Prepping for Cobb and Co

Col Anderson building endurance for trail riding with horses Bailey, the ‘left wheel’, and Mr BoJangles (right wheel). Picture: JACOB HAYDEN

Grantham wagon rider Col Anderson is training her two horses, Bailey and Mr BoJangles, for something very special.

Col is participating in the Cobb and Co 100th anniversary 80km ride from Surat to Yuleba in late August, 2024.

The festival celebrates the anniversary of the last Cobb and Co mail coach service in Australia, and participating in this bucket list event requires a lot of preparation.

“They start at Surat and do 40km and have a big party in a paddock, then they go another 37km into Yuleba and there’s a parade in town,” she said.

“It’s a long trek and the horses need to be really fit, and since mine are only paddock lizards all they do is munch around and eat grass.”

Col explained the old mail trail was broken up into 10km treks.

“Originally they’d have a Cobb and Co change station, only a little building, and there they would have the horses which would stay until the next coach came,” she said.

“You’d pick up, drop off, so there’s always a fresh team of horses.

“That’s why the towns here are 10km apart, because we are the original Cobb and Co mail route.”

The 100th anniversary festival will re-enact this practice, with horses pulling a coach currently sitting in the museum in Surat.

“They pull it out every five years to do this run, and they change the horses every 10km like the original trail,” Col said.

“But me and my horses are planning on doing the whole 80km.”

Col, Bailey and Mr BoJangles are building their endurance with hikes every Tuesday and Thursday around the Lockyer Valley.

“My goal is to get 20km from home and then turn around and come back so we can get the 40km done in one day,” Col said.

“They’ve got to work slowly to build up those kilometres.

“Once they’re up to the 20km pace I’ll pull out my postie wagon and start getting them to pull that so they’re used to the weight as well.”

Col recently purchased the original Jimboomba Royal Mail Wagonette at the Meadowbank Museum, which was in service between 1890 and 1915 and decommissioned when the railway line came through.

She has since replaced its brakes and wheels, and sanded and painted the wagon with the original sign re-stencilled on.

Col said the Grantham and surrounding community has been very supportive of her.

“It’s taken a few years to get there,” she said.

“I remember one year, some idiot yelled out the window ‘pay your rego’ right in the horses ear as we’re going down a hill.”
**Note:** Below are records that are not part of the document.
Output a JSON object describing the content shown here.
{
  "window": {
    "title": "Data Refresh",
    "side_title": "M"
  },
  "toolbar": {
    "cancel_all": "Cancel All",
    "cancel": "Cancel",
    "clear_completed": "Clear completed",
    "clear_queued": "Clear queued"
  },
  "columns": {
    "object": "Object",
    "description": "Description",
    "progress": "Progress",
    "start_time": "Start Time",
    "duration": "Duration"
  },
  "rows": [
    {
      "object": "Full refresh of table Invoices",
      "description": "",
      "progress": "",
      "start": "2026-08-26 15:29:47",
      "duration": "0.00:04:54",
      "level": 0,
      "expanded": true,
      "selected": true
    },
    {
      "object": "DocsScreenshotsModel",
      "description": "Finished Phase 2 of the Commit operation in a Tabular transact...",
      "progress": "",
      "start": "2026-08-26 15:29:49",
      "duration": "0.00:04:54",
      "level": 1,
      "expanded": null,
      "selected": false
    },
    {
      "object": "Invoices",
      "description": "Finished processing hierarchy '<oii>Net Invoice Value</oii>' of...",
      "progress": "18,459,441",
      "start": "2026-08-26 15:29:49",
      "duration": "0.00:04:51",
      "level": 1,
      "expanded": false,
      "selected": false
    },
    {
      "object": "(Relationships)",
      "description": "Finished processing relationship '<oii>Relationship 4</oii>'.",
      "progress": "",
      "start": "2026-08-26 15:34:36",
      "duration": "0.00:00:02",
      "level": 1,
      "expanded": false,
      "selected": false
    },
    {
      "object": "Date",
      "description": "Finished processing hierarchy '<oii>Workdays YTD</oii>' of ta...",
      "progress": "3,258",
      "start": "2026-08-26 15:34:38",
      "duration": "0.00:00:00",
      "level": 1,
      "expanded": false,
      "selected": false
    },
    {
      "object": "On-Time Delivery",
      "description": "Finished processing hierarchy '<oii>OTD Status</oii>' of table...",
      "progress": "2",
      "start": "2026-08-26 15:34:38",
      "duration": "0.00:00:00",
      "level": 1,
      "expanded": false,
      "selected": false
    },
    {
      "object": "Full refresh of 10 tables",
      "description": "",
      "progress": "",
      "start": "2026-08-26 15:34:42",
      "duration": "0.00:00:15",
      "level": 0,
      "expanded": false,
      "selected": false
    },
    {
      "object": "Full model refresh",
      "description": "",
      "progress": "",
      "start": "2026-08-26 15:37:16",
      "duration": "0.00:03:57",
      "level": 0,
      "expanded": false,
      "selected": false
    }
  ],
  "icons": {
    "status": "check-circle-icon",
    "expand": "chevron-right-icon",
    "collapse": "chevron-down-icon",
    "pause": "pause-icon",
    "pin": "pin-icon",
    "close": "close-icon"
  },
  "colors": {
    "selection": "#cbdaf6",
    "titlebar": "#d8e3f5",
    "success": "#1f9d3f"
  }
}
Col and fellow horse trainer Ron Roman advised people to familiarise themselves with road rules concerning horses, whether ridden or with carriages.

“What people don’t know is the law is that the horse has right of way,” Mr Roman said.

“If you put your hand up in the air like a stop sign, they’re supposed to stop.”

“If you agitate your arm, they’re supposed to turn their motor off as well,” Col said.

Col recommended slowing down to 10km/h when passing horses.

“The government’s educating people to slow down to 40 because they think 40’s safe, but if you’ve got a 40km/h car going past your horse that’s not very slow at all,” she said.

“I always give people a thumbs up when they’re doing the right thing because I really appreciate it.”

Col, Bailey and Mr BoJangles are slowly extending their journeys further from Col’s residence, beginning on Philps Road, Grantham.

Eventually, they will also travel Lawlers Road to Helidon, then Airforce Road and Lockyer Siding Road, before pushing on to Murphys Creek Road to reach the 20km mark.

If you see Col, Bailey and Bo on the road, make sure to slow down and say hi.